Oak Tree Farm Website

Wakelyns Inspiration 24th May 2021

The experimental farm, occupying over 50 acres, was established in the 1970's and pioneered the planting of rows of protective trees with crops in strips between. Running north south the trees were planted in pairs, one side copiced the other polarded and provided protection from wind bourne diseases.
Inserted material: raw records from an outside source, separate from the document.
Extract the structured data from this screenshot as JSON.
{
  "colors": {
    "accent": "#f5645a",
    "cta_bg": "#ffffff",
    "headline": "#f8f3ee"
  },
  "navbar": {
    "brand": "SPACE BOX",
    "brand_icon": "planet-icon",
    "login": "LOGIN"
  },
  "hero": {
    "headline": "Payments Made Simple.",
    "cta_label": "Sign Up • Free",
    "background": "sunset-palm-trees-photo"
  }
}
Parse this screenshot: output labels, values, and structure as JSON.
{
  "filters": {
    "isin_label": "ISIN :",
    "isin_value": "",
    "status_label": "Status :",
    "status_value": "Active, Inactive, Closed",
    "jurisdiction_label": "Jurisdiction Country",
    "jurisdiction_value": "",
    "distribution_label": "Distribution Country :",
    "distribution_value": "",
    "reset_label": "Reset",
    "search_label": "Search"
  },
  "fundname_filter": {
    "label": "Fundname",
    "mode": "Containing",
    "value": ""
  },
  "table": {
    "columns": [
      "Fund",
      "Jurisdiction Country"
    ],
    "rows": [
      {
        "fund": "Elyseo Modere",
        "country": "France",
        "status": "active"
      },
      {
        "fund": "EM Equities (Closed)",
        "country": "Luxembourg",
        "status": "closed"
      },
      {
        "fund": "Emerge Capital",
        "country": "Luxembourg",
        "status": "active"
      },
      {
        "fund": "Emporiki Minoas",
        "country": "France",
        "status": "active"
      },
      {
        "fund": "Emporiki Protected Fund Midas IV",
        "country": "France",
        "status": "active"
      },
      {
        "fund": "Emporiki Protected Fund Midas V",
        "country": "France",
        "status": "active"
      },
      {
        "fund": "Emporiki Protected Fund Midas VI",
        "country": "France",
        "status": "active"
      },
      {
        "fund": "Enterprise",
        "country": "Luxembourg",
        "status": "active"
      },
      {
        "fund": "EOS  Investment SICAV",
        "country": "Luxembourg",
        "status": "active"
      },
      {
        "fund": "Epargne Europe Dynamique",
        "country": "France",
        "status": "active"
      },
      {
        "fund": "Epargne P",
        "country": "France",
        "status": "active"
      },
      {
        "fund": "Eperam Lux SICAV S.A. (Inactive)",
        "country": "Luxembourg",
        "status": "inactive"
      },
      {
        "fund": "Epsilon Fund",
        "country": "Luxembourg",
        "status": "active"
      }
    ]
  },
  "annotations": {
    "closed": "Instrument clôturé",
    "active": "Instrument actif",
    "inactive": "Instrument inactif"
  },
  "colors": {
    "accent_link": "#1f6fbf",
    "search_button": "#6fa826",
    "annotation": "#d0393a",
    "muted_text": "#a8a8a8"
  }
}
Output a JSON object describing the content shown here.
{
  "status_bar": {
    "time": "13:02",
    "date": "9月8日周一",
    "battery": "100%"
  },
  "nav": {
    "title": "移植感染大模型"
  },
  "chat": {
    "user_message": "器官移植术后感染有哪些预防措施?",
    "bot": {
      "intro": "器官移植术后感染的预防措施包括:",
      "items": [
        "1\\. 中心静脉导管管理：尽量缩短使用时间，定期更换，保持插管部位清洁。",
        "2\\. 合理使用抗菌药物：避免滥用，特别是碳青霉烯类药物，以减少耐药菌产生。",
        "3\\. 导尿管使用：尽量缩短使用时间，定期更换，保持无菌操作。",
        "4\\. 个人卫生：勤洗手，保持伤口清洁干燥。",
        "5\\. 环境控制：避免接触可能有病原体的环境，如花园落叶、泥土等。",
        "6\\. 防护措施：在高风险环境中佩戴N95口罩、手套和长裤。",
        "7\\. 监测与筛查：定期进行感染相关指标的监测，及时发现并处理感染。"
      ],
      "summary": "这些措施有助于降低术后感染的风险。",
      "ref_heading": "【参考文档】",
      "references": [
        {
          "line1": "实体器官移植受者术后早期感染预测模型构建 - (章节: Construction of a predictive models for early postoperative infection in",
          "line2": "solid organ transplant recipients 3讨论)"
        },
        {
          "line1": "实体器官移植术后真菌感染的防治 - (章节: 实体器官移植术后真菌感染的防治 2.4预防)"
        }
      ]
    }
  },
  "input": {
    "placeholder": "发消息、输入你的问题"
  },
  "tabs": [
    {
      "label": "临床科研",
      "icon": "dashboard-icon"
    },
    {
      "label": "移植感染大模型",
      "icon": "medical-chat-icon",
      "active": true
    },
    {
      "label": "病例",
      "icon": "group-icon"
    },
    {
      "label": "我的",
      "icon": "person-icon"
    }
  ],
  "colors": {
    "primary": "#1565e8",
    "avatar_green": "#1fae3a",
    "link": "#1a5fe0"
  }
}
On May 24th eighteen of us paid our long delayed second WG visit to Wakelyns Agroforestry. Much has been developed at the farm since our last visit when Prof Martin Woolfe, who founded the farm as a series of experiments in agroforestry, showed us round shortly before his death. This time we were shown round by his son – day job environmental lawyer with Matrix Chambers. We also benefitted directly from one of the small enterprises in their ‘enterprise stacking’: Henrietta Inman’s food was lovely – using lots of Wakelyns grains – and several of us admired her ingenious Portuguese bread oven. There are more than fifty strips of arable, with different widths and separated by different kinds of trees – some hazel and willow for coppicing for the farm’s wood burning energy generation, some native trees, some fruit – producing such abundance that birds are welcome to share. Wildlife flourishes in this diverse setting with so much shelter and food – it keeps crop pests at low levels and the belts of trees prevent air borne pathogens spreading from one strip to another. Wakelyns has specialised in the development of a population of rust resistant wheat: commercial wheat is a clone – every plant in a field identical – but with a population there will always be some which do better in adverse conditions or resist pests. The genetics of YQ wheat at stable so yield and taste and storage qualities etc are reasonably predictable, but not set, so evolution can take place in that step-dance that hosts and predators are so good at. Interesting is that Wakelyns wheat grown by farmers in different places has evolved to be locally specific. We talked at length to one of the ‘stacked enterprises’: a nascent Community Supported Agricuture scheme, aiming to grow for 30 families, with their practical input, and saw evidence of others: wood craft and pottery. We were all entranced by the newly refurbished pond, restored to the 1960s profile, when it was last dredged. It is in origin a Victorian pond with one end shallowly shelved so that carts could rest there overnight allowing their wooden wheels to expand back into the metal rims. The pond used to be connected to a ditch draining from the adjacent ‘conventional’ farmer’s land but on the recommendation of SWT an earth ramp has been build between the two and the farmer’s ditch diverted back onto his land. His ditch was murky and full of nasty algae fed by the nitrate and phosphate run-off from his fields (no chemical fertilisers on Wakelyns ever – only leaf fall from the trees and proper rotation) whereas the new pond was filling with clear clean water. We ended with a lovely lunch, very sociable – and Colin’s plea for us to watch out for his Tilley hat, which started its journey on the roof of the car, on our way home – and indeed Mariah picked it up at Dallinghoo!

Copyright 2021 GW